Andrew L. Urban
There’s a new welcome uttered around the Albanese government offices: ‘We acknowledge the fawning directors present and emerging of the corporations, sporting bodies, professional organisations and the Sydney Symphony Orchestra, whose socio-political alignments with our Voice referendum are the wind beneath our wings.’
Yes, even the SSO has joined the choir of the YES campaign with a public announcement before last Saturday’s concert at the Opera House – much to the chagrin of some in the audience who complained in letters to the Editor of The Australian.

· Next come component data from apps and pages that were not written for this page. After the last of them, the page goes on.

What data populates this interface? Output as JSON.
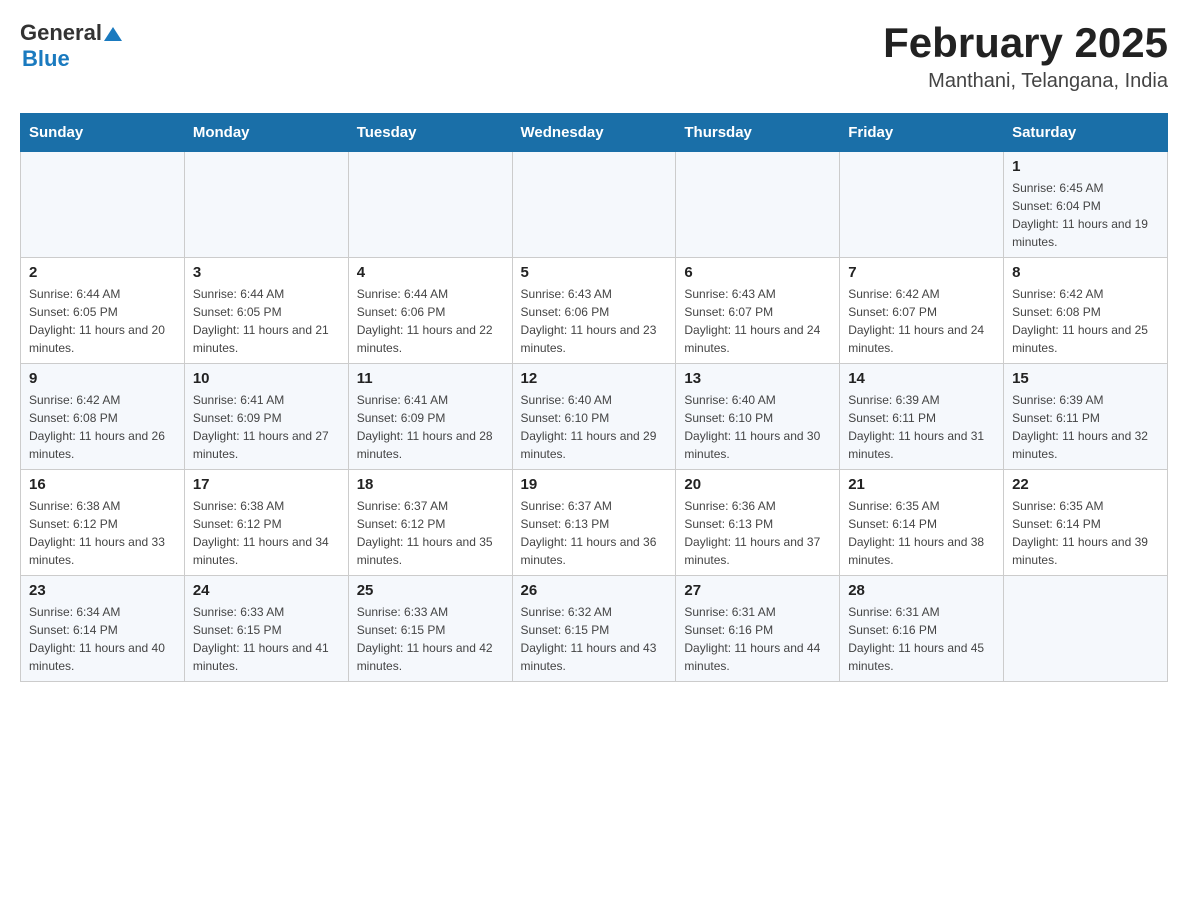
{
  "logo": {
    "general": "General",
    "blue": "Blue"
  },
  "title": "February 2025",
  "subtitle": "Manthani, Telangana, India",
  "days_of_week": [
    "Sunday",
    "Monday",
    "Tuesday",
    "Wednesday",
    "Thursday",
    "Friday",
    "Saturday"
  ],
  "weeks": [
    [
      {
        "day": "",
        "info": ""
      },
      {
        "day": "",
        "info": ""
      },
      {
        "day": "",
        "info": ""
      },
      {
        "day": "",
        "info": ""
      },
      {
        "day": "",
        "info": ""
      },
      {
        "day": "",
        "info": ""
      },
      {
        "day": "1",
        "info": "Sunrise: 6:45 AM\nSunset: 6:04 PM\nDaylight: 11 hours and 19 minutes."
      }
    ],
    [
      {
        "day": "2",
        "info": "Sunrise: 6:44 AM\nSunset: 6:05 PM\nDaylight: 11 hours and 20 minutes."
      },
      {
        "day": "3",
        "info": "Sunrise: 6:44 AM\nSunset: 6:05 PM\nDaylight: 11 hours and 21 minutes."
      },
      {
        "day": "4",
        "info": "Sunrise: 6:44 AM\nSunset: 6:06 PM\nDaylight: 11 hours and 22 minutes."
      },
      {
        "day": "5",
        "info": "Sunrise: 6:43 AM\nSunset: 6:06 PM\nDaylight: 11 hours and 23 minutes."
      },
      {
        "day": "6",
        "info": "Sunrise: 6:43 AM\nSunset: 6:07 PM\nDaylight: 11 hours and 24 minutes."
      },
      {
        "day": "7",
        "info": "Sunrise: 6:42 AM\nSunset: 6:07 PM\nDaylight: 11 hours and 24 minutes."
      },
      {
        "day": "8",
        "info": "Sunrise: 6:42 AM\nSunset: 6:08 PM\nDaylight: 11 hours and 25 minutes."
      }
    ],
    [
      {
        "day": "9",
        "info": "Sunrise: 6:42 AM\nSunset: 6:08 PM\nDaylight: 11 hours and 26 minutes."
      },
      {
        "day": "10",
        "info": "Sunrise: 6:41 AM\nSunset: 6:09 PM\nDaylight: 11 hours and 27 minutes."
      },
      {
        "day": "11",
        "info": "Sunrise: 6:41 AM\nSunset: 6:09 PM\nDaylight: 11 hours and 28 minutes."
      },
      {
        "day": "12",
        "info": "Sunrise: 6:40 AM\nSunset: 6:10 PM\nDaylight: 11 hours and 29 minutes."
      },
      {
        "day": "13",
        "info": "Sunrise: 6:40 AM\nSunset: 6:10 PM\nDaylight: 11 hours and 30 minutes."
      },
      {
        "day": "14",
        "info": "Sunrise: 6:39 AM\nSunset: 6:11 PM\nDaylight: 11 hours and 31 minutes."
      },
      {
        "day": "15",
        "info": "Sunrise: 6:39 AM\nSunset: 6:11 PM\nDaylight: 11 hours and 32 minutes."
      }
    ],
    [
      {
        "day": "16",
        "info": "Sunrise: 6:38 AM\nSunset: 6:12 PM\nDaylight: 11 hours and 33 minutes."
      },
      {
        "day": "17",
        "info": "Sunrise: 6:38 AM\nSunset: 6:12 PM\nDaylight: 11 hours and 34 minutes."
      },
      {
        "day": "18",
        "info": "Sunrise: 6:37 AM\nSunset: 6:12 PM\nDaylight: 11 hours and 35 minutes."
      },
      {
        "day": "19",
        "info": "Sunrise: 6:37 AM\nSunset: 6:13 PM\nDaylight: 11 hours and 36 minutes."
      },
      {
        "day": "20",
        "info": "Sunrise: 6:36 AM\nSunset: 6:13 PM\nDaylight: 11 hours and 37 minutes."
      },
      {
        "day": "21",
        "info": "Sunrise: 6:35 AM\nSunset: 6:14 PM\nDaylight: 11 hours and 38 minutes."
      },
      {
        "day": "22",
        "info": "Sunrise: 6:35 AM\nSunset: 6:14 PM\nDaylight: 11 hours and 39 minutes."
      }
    ],
    [
      {
        "day": "23",
        "info": "Sunrise: 6:34 AM\nSunset: 6:14 PM\nDaylight: 11 hours and 40 minutes."
      },
      {
        "day": "24",
        "info": "Sunrise: 6:33 AM\nSunset: 6:15 PM\nDaylight: 11 hours and 41 minutes."
      },
      {
        "day": "25",
        "info": "Sunrise: 6:33 AM\nSunset: 6:15 PM\nDaylight: 11 hours and 42 minutes."
      },
      {
        "day": "26",
        "info": "Sunrise: 6:32 AM\nSunset: 6:15 PM\nDaylight: 11 hours and 43 minutes."
      },
      {
        "day": "27",
        "info": "Sunrise: 6:31 AM\nSunset: 6:16 PM\nDaylight: 11 hours and 44 minutes."
      },
      {
        "day": "28",
        "info": "Sunrise: 6:31 AM\nSunset: 6:16 PM\nDaylight: 11 hours and 45 minutes."
      },
      {
        "day": "",
        "info": ""
      }
    ]
  ]
}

“The Sydney Symphony Orchestra, which I have subscribed to for 20 years, has broken my trust. Prior to the concert on Saturday afternoon a member of the orchestra, without any pre-warning, wrongly used her platform to advocate for a Yes vote in the upcoming referendum,’ wrote one.
Wrote another: ‘My husband and I were shocked by the Sydney Symphony Orchestra’s decision to use its concert to campaign for the Yes vote. The SSO may be playing to its Labor government funders, but its members have forgotten that patrons like my husband and I, as well as thousands of subscribers, also support them.’
And another: ‘I have only praise for the musicality of the orchestra. The applause at the end of Beethoven’s 7th Symphony was, I am happy to say, both louder and much more sustained than the applause awarded the voice advertisement.’
Such slavish group supplications, like the YES23 logo on Qantas jets, smack of the kind of crony capitalism that was once derided by journalists in the western media, where it was often ridiculed as a sign of a poor democracy – or worse. Symbolic of this crony capitalism is the invitation only Chairman’s Lounge, where the silken threads of Qantas hospitality and secluded comfort bind its elite members in a fond embrace with their host.
One definition has it that crony capitalism may be exhibited by favouritism in the distribution of legal permits, government grants, special tax breaks, or other forms of state interventionism. Music to the ears of orchestras reliant on funding. Fuel to an airline keen to dominate the skies. Insurance against excessive taxes for a mining company. Licence to be consulted by organisations representing special interests…for example.
In the current Voice referendum debate, the profit motivation for corporate cronyism is coupled with the notion of a perceived social virtue that is popular as well as the government’s pet project. That perception has now been shaken by polling that no longer shows that. Those companies and organisations which glued themselves to the YES poster may now be experiencing buyer’s remorse. At the risk of stretching the metaphor, the SSO showed itself tone deaf. Incidentally, while critics of the SSO’s bum note in trumpeting its support are vocal, there are no equivalent public supporters of the announcement from the stage.
Of course, such organisations would argue in their defence that they are sincere in their opinion. The problem with that defence is that it doesn’t realistically reflect the opinions of its shareholders, or the wider cohort of stakeholders who contribute in some way to their economic existence. ‘They’ in this context just means those in the management who bulldozed the decision through.
Given the vehemence with which the Voice referendum debate is conducted (remember Lidia Thorpe’s blak activist roar, “this is a war!”), the cronies inflame the conflict even further by their massive intervention, exacerbating the resentment that grows from that behaviour.
But let’s wait and see how (and if) these fires are doused once the votes are counted. How would the Crony Club react to a NO, watching its investments – in cash and effort and emotion – washed away by the majority vote? Indeed, how both camps respond to either result is a matter of great import to Australian society. A test of national character, perhaps.
As old Epictetus, born a slave, said a long time ago, “It’s not what happens to you but how you react to it that matters.”